MYSTERY still surrounds the sale of Boston’s historic Assembly Rooms – but the borough council leader insists the deal is necessary to stop the authority losing a ‘significant’ amount of money.
The town centre landmark was put on the market with a guide price of £445,000 and at the end of July was revealed to have been ‘sold subject to contracts’.
Last week The Standard attempted to shed light on the type or name of the business involved in the deal by requesting a record of the decision, as outlined by the Local Government Act.
In response the council confirmed the information already released and said further details are defined as ‘exempt’ by the act.
It said the decision to sell the building dates back to December 2, 2006.
Council leader Peter Bedford said: “At this stage it is still in the ownership of Boston Borough Council and until the contracts are signed and exchanged we can’t say any more.
“As it stands at the moment you have got to take into consideration the amount of money that that’s costing ratepayers of Boston every week.
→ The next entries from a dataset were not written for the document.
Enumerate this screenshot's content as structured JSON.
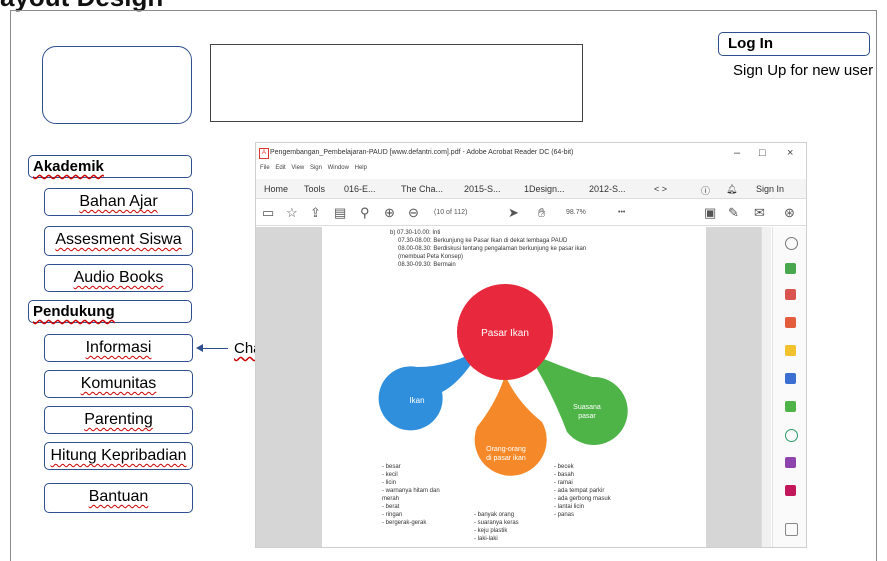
{
  "page_title": "ayout Design",
  "auth": {
    "login_label": "Log In",
    "signup_label": "Sign Up for new user"
  },
  "sections": {
    "akademik": "Akademik",
    "pendukung": "Pendukung"
  },
  "akademik_items": [
    "Bahan Ajar",
    "Assesment Siswa",
    "Audio Books"
  ],
  "pendukung_items": [
    "Informasi",
    "Komunitas",
    "Parenting",
    "Hitung Kepribadian",
    "Bantuan"
  ],
  "annotation": {
    "chatbot": "ChatBot"
  },
  "pdf": {
    "window_title": "Pengembangan_Pembelajaran-PAUD [www.defantri.com].pdf - Adobe Acrobat Reader DC (64-bit)",
    "menu": [
      "File",
      "Edit",
      "View",
      "Sign",
      "Window",
      "Help"
    ],
    "tabs": [
      "Home",
      "Tools",
      "016-E...",
      "The Cha...",
      "2015-S...",
      "1Design...",
      "2012-S..."
    ],
    "signin": "Sign In",
    "page_indicator": "(10 of 112)",
    "zoom": "98.7%",
    "doc_lines": [
      "b)  07.30-10.00: Inti",
      "07.30-08.00: Berkunjung ke Pasar Ikan di dekat lembaga PAUD",
      "08.00-08.30: Berdiskusi tentang pengalaman berkunjung ke pasar ikan",
      "(membuat Peta Konsep)",
      "08.30-09.30: Bermain"
    ],
    "concept_map": {
      "center": "Pasar Ikan",
      "left": "Ikan",
      "bottom": [
        "Orang-orang",
        "di pasar ikan"
      ],
      "right": [
        "Suasana",
        "pasar"
      ],
      "colors": {
        "center": "#e8283c",
        "left": "#2f8fdc",
        "bottom": "#f5892a",
        "right": "#4eb448"
      },
      "left_list": [
        "- besar",
        "- kecil",
        "- licin",
        "- warnanya hitam dan",
        "  merah",
        "- berat",
        "- ringan",
        "- bergerak-gerak"
      ],
      "bottom_list": [
        "- banyak orang",
        "- suaranya keras",
        "- keju plastik",
        "- laki-laki"
      ],
      "right_list": [
        "- becek",
        "- basah",
        "- ramai",
        "- ada tempat parkir",
        "- ada gerbong masuk",
        "- lantai licin",
        "- panas"
      ]
    }
  }
}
“I can’t say the figure but it’s a substantial amount of money lost every week.”
It has also previously been stated that in the region of £150,00 would need to be spent on the exterior alone.
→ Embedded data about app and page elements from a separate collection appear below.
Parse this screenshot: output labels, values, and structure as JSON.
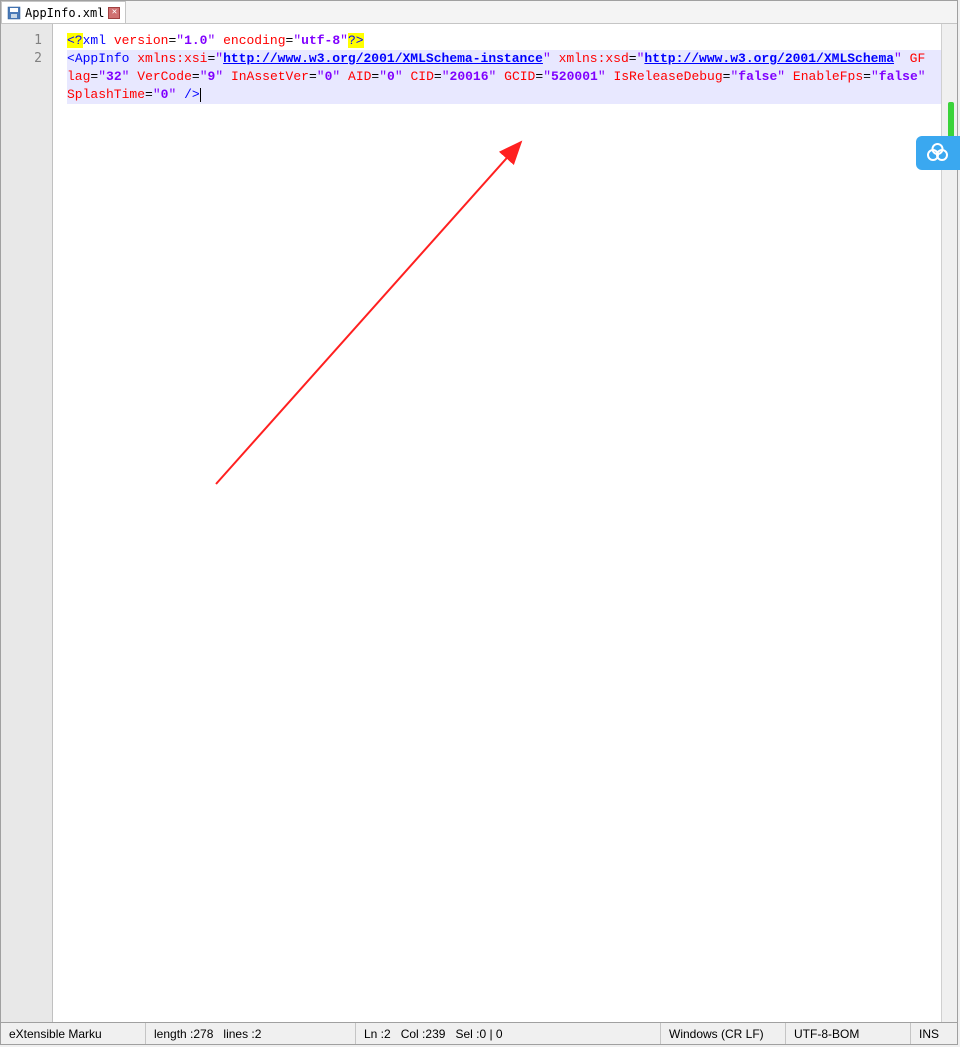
{
  "tab": {
    "filename": "AppInfo.xml"
  },
  "gutter": {
    "lines": [
      "1",
      "2"
    ]
  },
  "code": {
    "line1": {
      "open": "<?",
      "tag": "xml",
      "attr1_name": "version",
      "attr1_val": "1.0",
      "attr2_name": "encoding",
      "attr2_val": "utf-8",
      "close": "?>"
    },
    "line2": {
      "open": "<",
      "tag": "AppInfo",
      "xmlns_xsi_name": "xmlns:xsi",
      "xmlns_xsi_val": "http://www.w3.org/2001/XMLSchema-instance",
      "xmlns_xsd_name": "xmlns:xsd",
      "xmlns_xsd_val": "http://www.w3.org/2001/XMLSchema",
      "gflag_name": "GFlag",
      "gflag_val": "32",
      "vercode_name": "VerCode",
      "vercode_val": "9",
      "inassetver_name": "InAssetVer",
      "inassetver_val": "0",
      "aid_name": "AID",
      "aid_val": "0",
      "cid_name": "CID",
      "cid_val": "20016",
      "gcid_name": "GCID",
      "gcid_val": "520001",
      "isreleasedebug_name": "IsReleaseDebug",
      "isreleasedebug_val": "false",
      "enablefps_name": "EnableFps",
      "enablefps_val": "false",
      "splashtime_name": "SplashTime",
      "splashtime_val": "0",
      "close": "/>"
    }
  },
  "status": {
    "lang": "eXtensible Marku",
    "length_label": "length : ",
    "length_val": "278",
    "lines_label": "lines : ",
    "lines_val": "2",
    "ln_label": "Ln : ",
    "ln_val": "2",
    "col_label": "Col : ",
    "col_val": "239",
    "sel_label": "Sel : ",
    "sel_val": "0 | 0",
    "eol": "Windows (CR LF)",
    "encoding": "UTF-8-BOM",
    "ins": "INS"
  }
}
A campaign has been set up to oppose the possible loss of the public toilets at the Assembly Rooms.
Coun Bedford said it was not possible to oblige the new owner to keep the loos open.
He said: “We are selling the buildings full stop. We can’t put caveats in. None of the bidders wanted anything like that putting into it.
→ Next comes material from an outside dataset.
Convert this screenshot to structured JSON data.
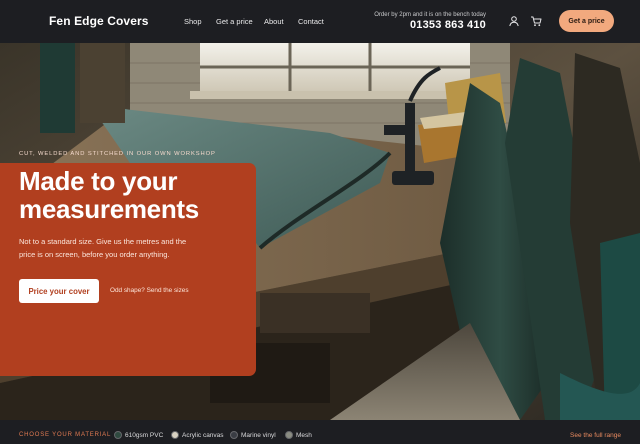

“At the end of the day the purchaser of the buildings will decide what happens to things like that.
“If the sale goes ahead then we can use part of the money for the Cattle Market toilets and probably the bus station.”
The sale is expected to be complete by the end of the year.